[Dataset records]
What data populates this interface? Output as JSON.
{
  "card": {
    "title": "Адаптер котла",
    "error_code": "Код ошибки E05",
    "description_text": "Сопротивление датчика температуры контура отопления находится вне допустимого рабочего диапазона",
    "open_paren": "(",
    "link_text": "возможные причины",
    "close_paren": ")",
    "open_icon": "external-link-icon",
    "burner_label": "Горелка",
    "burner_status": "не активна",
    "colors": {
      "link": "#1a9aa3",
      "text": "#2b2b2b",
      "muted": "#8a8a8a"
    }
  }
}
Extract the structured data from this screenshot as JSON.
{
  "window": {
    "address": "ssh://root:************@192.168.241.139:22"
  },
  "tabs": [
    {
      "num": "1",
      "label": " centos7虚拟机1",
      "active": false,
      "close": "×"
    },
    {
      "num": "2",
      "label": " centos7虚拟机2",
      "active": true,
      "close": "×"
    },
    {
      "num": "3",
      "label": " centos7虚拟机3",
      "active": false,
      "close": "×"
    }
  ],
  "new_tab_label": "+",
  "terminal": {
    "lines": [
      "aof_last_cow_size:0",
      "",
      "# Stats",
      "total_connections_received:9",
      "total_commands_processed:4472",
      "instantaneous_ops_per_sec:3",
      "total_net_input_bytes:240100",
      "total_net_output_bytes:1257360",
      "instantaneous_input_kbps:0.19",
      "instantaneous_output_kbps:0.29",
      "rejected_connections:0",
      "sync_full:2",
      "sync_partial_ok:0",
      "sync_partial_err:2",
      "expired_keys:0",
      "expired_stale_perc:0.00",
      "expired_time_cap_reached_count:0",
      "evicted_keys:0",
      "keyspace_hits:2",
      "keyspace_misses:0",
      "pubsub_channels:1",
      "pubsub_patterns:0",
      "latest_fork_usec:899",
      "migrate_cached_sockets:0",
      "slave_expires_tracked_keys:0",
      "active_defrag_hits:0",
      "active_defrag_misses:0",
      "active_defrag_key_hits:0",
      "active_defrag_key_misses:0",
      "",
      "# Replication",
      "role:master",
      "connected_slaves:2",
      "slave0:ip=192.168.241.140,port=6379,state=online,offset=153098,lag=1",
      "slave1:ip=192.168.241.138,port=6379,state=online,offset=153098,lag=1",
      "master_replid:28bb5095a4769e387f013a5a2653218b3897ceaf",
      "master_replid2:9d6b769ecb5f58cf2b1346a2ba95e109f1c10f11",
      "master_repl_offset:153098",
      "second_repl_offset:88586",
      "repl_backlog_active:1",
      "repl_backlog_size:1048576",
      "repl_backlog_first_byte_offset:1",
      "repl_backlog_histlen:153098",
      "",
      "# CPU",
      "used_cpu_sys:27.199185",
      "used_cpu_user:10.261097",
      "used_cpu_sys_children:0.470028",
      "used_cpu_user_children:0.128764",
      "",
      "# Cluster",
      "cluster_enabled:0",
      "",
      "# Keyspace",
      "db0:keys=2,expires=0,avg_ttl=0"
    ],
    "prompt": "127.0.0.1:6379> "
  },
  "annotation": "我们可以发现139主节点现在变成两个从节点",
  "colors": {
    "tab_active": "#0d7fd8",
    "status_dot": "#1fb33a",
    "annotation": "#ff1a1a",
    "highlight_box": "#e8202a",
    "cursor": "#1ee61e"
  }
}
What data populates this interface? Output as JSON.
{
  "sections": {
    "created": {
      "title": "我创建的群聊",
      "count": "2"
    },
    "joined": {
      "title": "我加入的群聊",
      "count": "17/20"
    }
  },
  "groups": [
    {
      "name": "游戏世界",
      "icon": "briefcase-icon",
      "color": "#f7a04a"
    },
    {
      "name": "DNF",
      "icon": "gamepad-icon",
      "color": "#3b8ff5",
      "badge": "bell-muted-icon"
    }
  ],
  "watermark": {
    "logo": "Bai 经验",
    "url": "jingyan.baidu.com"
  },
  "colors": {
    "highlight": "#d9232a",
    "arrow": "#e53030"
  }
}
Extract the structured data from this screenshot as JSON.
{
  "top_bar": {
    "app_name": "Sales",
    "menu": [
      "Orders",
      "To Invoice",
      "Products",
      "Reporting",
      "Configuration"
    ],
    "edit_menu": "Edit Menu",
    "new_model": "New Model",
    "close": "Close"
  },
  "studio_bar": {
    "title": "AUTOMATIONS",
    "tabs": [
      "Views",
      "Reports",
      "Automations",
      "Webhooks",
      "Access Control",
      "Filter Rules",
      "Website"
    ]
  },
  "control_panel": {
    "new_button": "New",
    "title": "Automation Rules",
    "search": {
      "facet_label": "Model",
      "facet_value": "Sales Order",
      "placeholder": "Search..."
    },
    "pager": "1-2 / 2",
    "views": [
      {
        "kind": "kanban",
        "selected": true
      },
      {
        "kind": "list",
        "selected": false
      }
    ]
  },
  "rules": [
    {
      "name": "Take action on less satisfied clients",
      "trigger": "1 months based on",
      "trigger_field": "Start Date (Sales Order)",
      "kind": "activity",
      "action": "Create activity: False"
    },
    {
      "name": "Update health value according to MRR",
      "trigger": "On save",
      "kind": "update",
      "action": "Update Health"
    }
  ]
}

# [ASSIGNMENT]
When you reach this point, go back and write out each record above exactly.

# [TASK ANSWER]
What data populates this interface? Output as JSON.
{
  "card": {
    "title": "Адаптер котла",
    "error_code": "Код ошибки E05",
    "description_text": "Сопротивление датчика температуры контура отопления находится вне допустимого рабочего диапазона",
    "open_paren": "(",
    "link_text": "возможные причины",
    "close_paren": ")",
    "open_icon": "external-link-icon",
    "burner_label": "Горелка",
    "burner_status": "не активна",
    "colors": {
      "link": "#1a9aa3",
      "text": "#2b2b2b",
      "muted": "#8a8a8a"
    }
  }
}
Extract the structured data from this screenshot as JSON.
{
  "window": {
    "address": "ssh://root:************@192.168.241.139:22"
  },
  "tabs": [
    {
      "num": "1",
      "label": " centos7虚拟机1",
      "active": false,
      "close": "×"
    },
    {
      "num": "2",
      "label": " centos7虚拟机2",
      "active": true,
      "close": "×"
    },
    {
      "num": "3",
      "label": " centos7虚拟机3",
      "active": false,
      "close": "×"
    }
  ],
  "new_tab_label": "+",
  "terminal": {
    "lines": [
      "aof_last_cow_size:0",
      "",
      "# Stats",
      "total_connections_received:9",
      "total_commands_processed:4472",
      "instantaneous_ops_per_sec:3",
      "total_net_input_bytes:240100",
      "total_net_output_bytes:1257360",
      "instantaneous_input_kbps:0.19",
      "instantaneous_output_kbps:0.29",
      "rejected_connections:0",
      "sync_full:2",
      "sync_partial_ok:0",
      "sync_partial_err:2",
      "expired_keys:0",
      "expired_stale_perc:0.00",
      "expired_time_cap_reached_count:0",
      "evicted_keys:0",
      "keyspace_hits:2",
      "keyspace_misses:0",
      "pubsub_channels:1",
      "pubsub_patterns:0",
      "latest_fork_usec:899",
      "migrate_cached_sockets:0",
      "slave_expires_tracked_keys:0",
      "active_defrag_hits:0",
      "active_defrag_misses:0",
      "active_defrag_key_hits:0",
      "active_defrag_key_misses:0",
      "",
      "# Replication",
      "role:master",
      "connected_slaves:2",
      "slave0:ip=192.168.241.140,port=6379,state=online,offset=153098,lag=1",
      "slave1:ip=192.168.241.138,port=6379,state=online,offset=153098,lag=1",
      "master_replid:28bb5095a4769e387f013a5a2653218b3897ceaf",
      "master_replid2:9d6b769ecb5f58cf2b1346a2ba95e109f1c10f11",
      "master_repl_offset:153098",
      "second_repl_offset:88586",
      "repl_backlog_active:1",
      "repl_backlog_size:1048576",
      "repl_backlog_first_byte_offset:1",
      "repl_backlog_histlen:153098",
      "",
      "# CPU",
      "used_cpu_sys:27.199185",
      "used_cpu_user:10.261097",
      "used_cpu_sys_children:0.470028",
      "used_cpu_user_children:0.128764",
      "",
      "# Cluster",
      "cluster_enabled:0",
      "",
      "# Keyspace",
      "db0:keys=2,expires=0,avg_ttl=0"
    ],
    "prompt": "127.0.0.1:6379> "
  },
  "annotation": "我们可以发现139主节点现在变成两个从节点",
  "colors": {
    "tab_active": "#0d7fd8",
    "status_dot": "#1fb33a",
    "annotation": "#ff1a1a",
    "highlight_box": "#e8202a",
    "cursor": "#1ee61e"
  }
}
What data populates this interface? Output as JSON.
{
  "sections": {
    "created": {
      "title": "我创建的群聊",
      "count": "2"
    },
    "joined": {
      "title": "我加入的群聊",
      "count": "17/20"
    }
  },
  "groups": [
    {
      "name": "游戏世界",
      "icon": "briefcase-icon",
      "color": "#f7a04a"
    },
    {
      "name": "DNF",
      "icon": "gamepad-icon",
      "color": "#3b8ff5",
      "badge": "bell-muted-icon"
    }
  ],
  "watermark": {
    "logo": "Bai 经验",
    "url": "jingyan.baidu.com"
  },
  "colors": {
    "highlight": "#d9232a",
    "arrow": "#e53030"
  }
}
Extract the structured data from this screenshot as JSON.
{
  "top_bar": {
    "app_name": "Sales",
    "menu": [
      "Orders",
      "To Invoice",
      "Products",
      "Reporting",
      "Configuration"
    ],
    "edit_menu": "Edit Menu",
    "new_model": "New Model",
    "close": "Close"
  },
  "studio_bar": {
    "title": "AUTOMATIONS",
    "tabs": [
      "Views",
      "Reports",
      "Automations",
      "Webhooks",
      "Access Control",
      "Filter Rules",
      "Website"
    ]
  },
  "control_panel": {
    "new_button": "New",
    "title": "Automation Rules",
    "search": {
      "facet_label": "Model",
      "facet_value": "Sales Order",
      "placeholder": "Search..."
    },
    "pager": "1-2 / 2",
    "views": [
      {
        "kind": "kanban",
        "selected": true
      },
      {
        "kind": "list",
        "selected": false
      }
    ]
  },
  "rules": [
    {
      "name": "Take action on less satisfied clients",
      "trigger": "1 months based on",
      "trigger_field": "Start Date (Sales Order)",
      "kind": "activity",
      "action": "Create activity: False"
    },
    {
      "name": "Update health value according to MRR",
      "trigger": "On save",
      "kind": "update",
      "action": "Update Health"
    }
  ]
}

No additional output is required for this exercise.